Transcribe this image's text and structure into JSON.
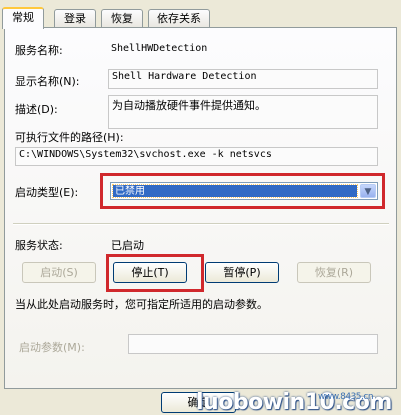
{
  "tabs": [
    "常规",
    "登录",
    "恢复",
    "依存关系"
  ],
  "service_name": {
    "label": "服务名称:",
    "value": "ShellHWDetection"
  },
  "display_name": {
    "label": "显示名称(N):",
    "value": "Shell Hardware Detection"
  },
  "description": {
    "label": "描述(D):",
    "value": "为自动播放硬件事件提供通知。"
  },
  "exe_path": {
    "label": "可执行文件的路径(H):",
    "value": "C:\\WINDOWS\\System32\\svchost.exe -k netsvcs"
  },
  "startup_type": {
    "label": "启动类型(E):",
    "value": "已禁用"
  },
  "service_status": {
    "label": "服务状态:",
    "value": "已启动"
  },
  "buttons": {
    "start": "启动(S)",
    "stop": "停止(T)",
    "pause": "暂停(P)",
    "resume": "恢复(R)"
  },
  "hint": "当从此处启动服务时，您可指定所适用的启动参数。",
  "start_params": {
    "label": "启动参数(M):",
    "value": ""
  },
  "ok_button": "确定",
  "watermark": {
    "brand": "luobowin10.com",
    "url": "www.8435.cn"
  },
  "colors": {
    "highlight": "#316ac5",
    "annotation": "#d0282c"
  }
}
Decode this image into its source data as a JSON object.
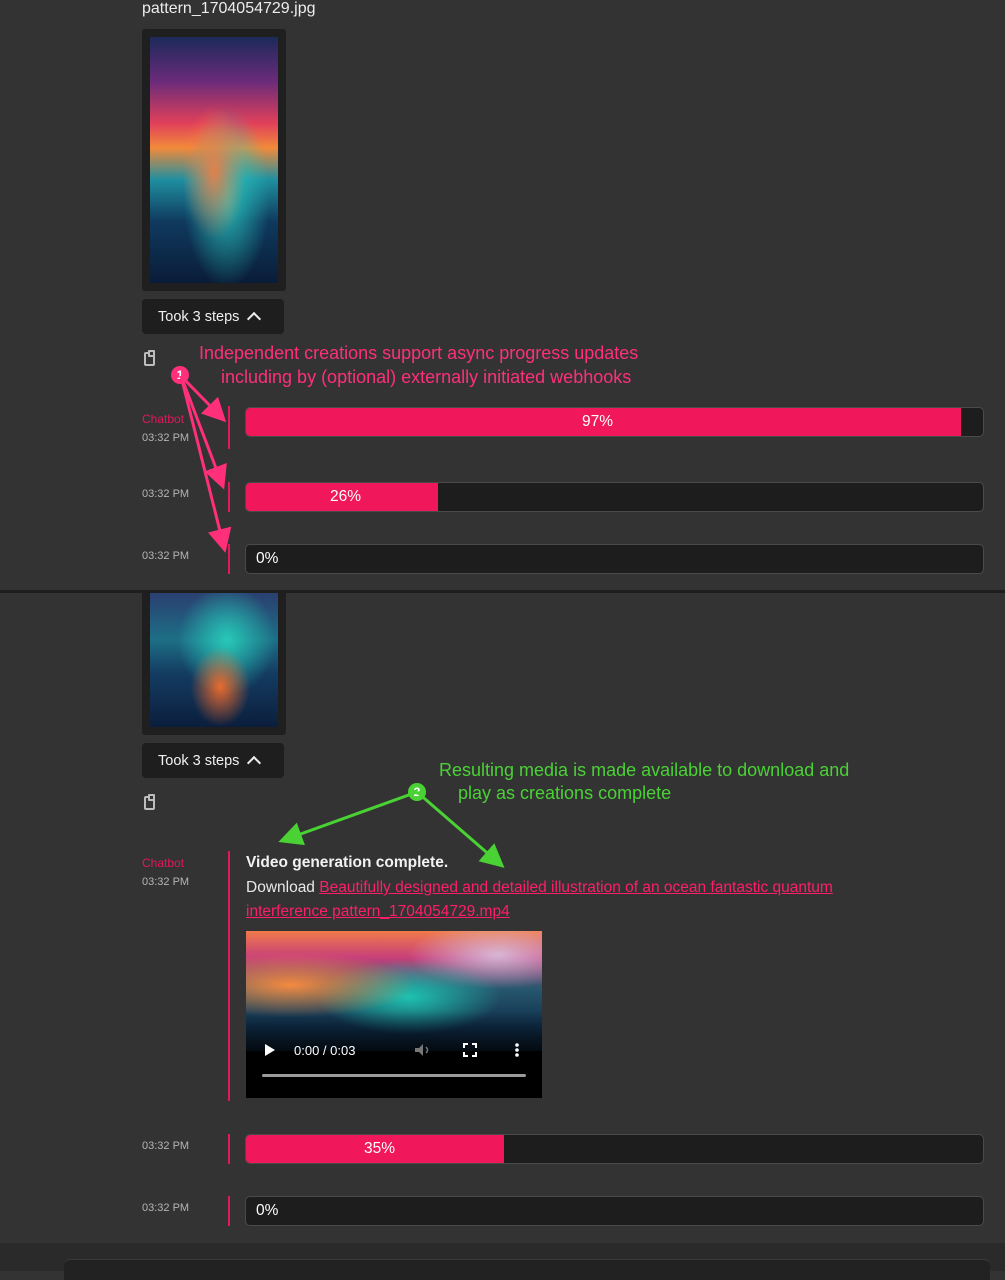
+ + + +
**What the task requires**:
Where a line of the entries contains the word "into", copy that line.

**Solution to this problem**:
Transcribe this image's text and structure into JSON.
Decode this image into its source data as a JSON object.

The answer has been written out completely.